Scan the data that follows and count the lines with the string "content"; answer with the count alone.

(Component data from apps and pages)
★ ★ ★ ★ ★

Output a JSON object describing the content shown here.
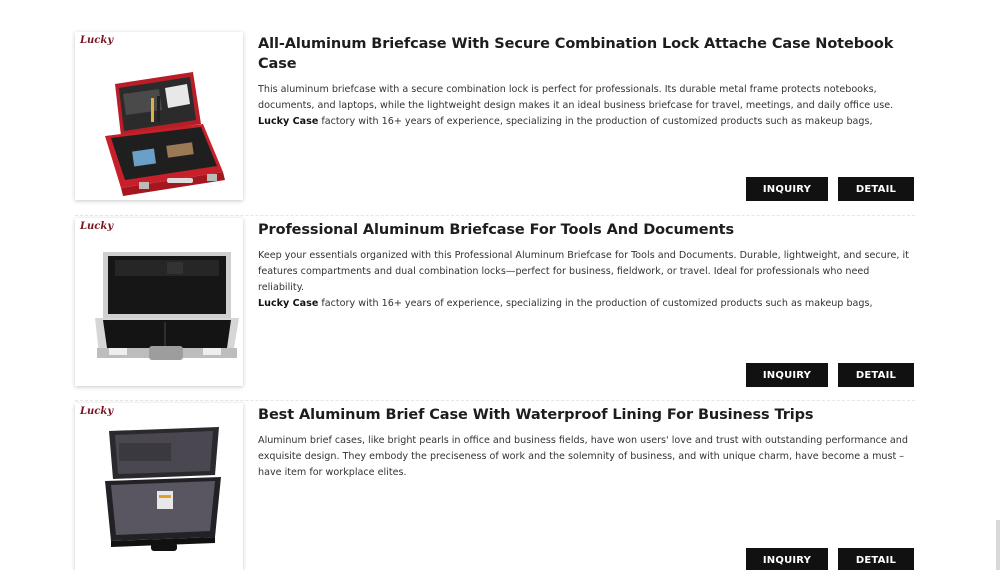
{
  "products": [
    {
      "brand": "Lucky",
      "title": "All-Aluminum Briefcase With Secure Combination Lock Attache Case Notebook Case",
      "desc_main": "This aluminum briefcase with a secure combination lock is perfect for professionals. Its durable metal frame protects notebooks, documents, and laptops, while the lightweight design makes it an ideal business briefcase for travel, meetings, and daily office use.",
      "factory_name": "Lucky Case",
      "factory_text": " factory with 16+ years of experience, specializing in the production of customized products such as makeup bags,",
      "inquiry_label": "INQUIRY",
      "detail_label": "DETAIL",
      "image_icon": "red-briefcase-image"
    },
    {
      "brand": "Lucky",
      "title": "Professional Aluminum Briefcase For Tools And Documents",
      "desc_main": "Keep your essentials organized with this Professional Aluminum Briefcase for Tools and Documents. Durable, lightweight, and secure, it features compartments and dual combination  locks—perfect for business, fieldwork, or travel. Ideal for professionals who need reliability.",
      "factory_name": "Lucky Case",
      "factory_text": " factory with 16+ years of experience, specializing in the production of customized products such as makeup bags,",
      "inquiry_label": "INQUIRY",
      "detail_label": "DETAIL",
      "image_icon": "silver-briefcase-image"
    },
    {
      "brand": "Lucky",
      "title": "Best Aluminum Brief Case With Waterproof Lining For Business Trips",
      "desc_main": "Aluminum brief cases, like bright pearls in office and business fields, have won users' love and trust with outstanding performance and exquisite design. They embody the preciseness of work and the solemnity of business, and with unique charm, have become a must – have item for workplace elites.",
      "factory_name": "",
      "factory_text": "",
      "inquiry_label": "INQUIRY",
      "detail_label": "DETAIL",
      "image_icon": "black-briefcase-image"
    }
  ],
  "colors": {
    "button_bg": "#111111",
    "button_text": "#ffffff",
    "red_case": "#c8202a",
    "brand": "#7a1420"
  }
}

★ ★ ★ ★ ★

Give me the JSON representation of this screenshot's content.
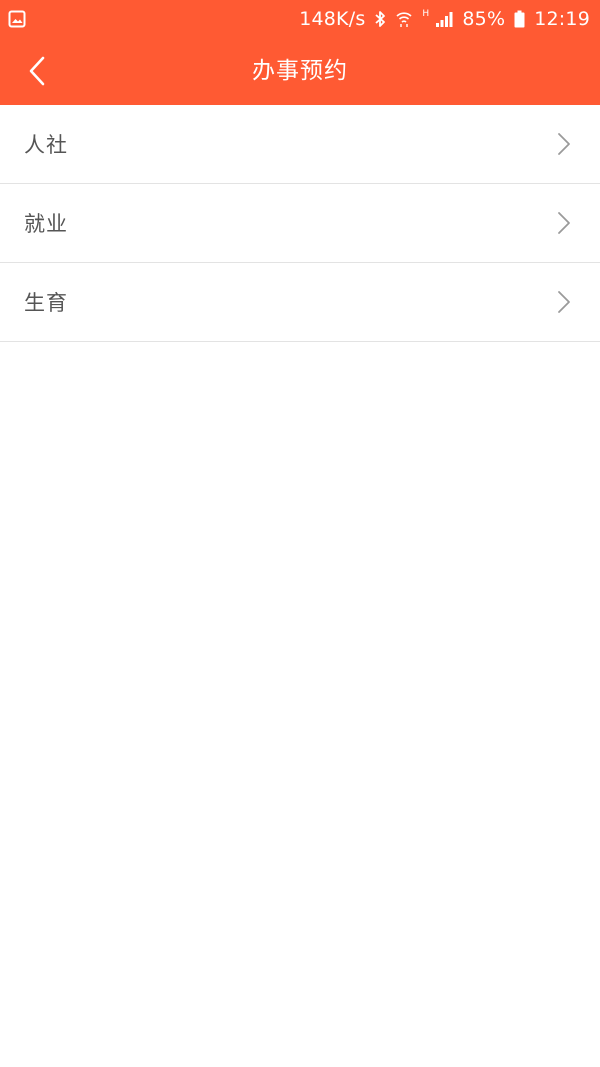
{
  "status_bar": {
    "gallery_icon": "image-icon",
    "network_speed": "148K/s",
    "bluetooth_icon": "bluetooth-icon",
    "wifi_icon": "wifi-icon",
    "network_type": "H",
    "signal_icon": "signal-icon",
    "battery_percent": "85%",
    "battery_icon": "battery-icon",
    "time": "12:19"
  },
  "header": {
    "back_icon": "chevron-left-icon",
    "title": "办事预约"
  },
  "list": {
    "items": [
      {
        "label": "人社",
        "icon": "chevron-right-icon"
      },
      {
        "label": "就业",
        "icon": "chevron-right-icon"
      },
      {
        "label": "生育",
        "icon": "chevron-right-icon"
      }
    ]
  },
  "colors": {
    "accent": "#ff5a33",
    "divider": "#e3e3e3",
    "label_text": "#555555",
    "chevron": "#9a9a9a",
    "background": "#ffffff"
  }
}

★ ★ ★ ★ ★

• _WRITTEN ANSWER_: 2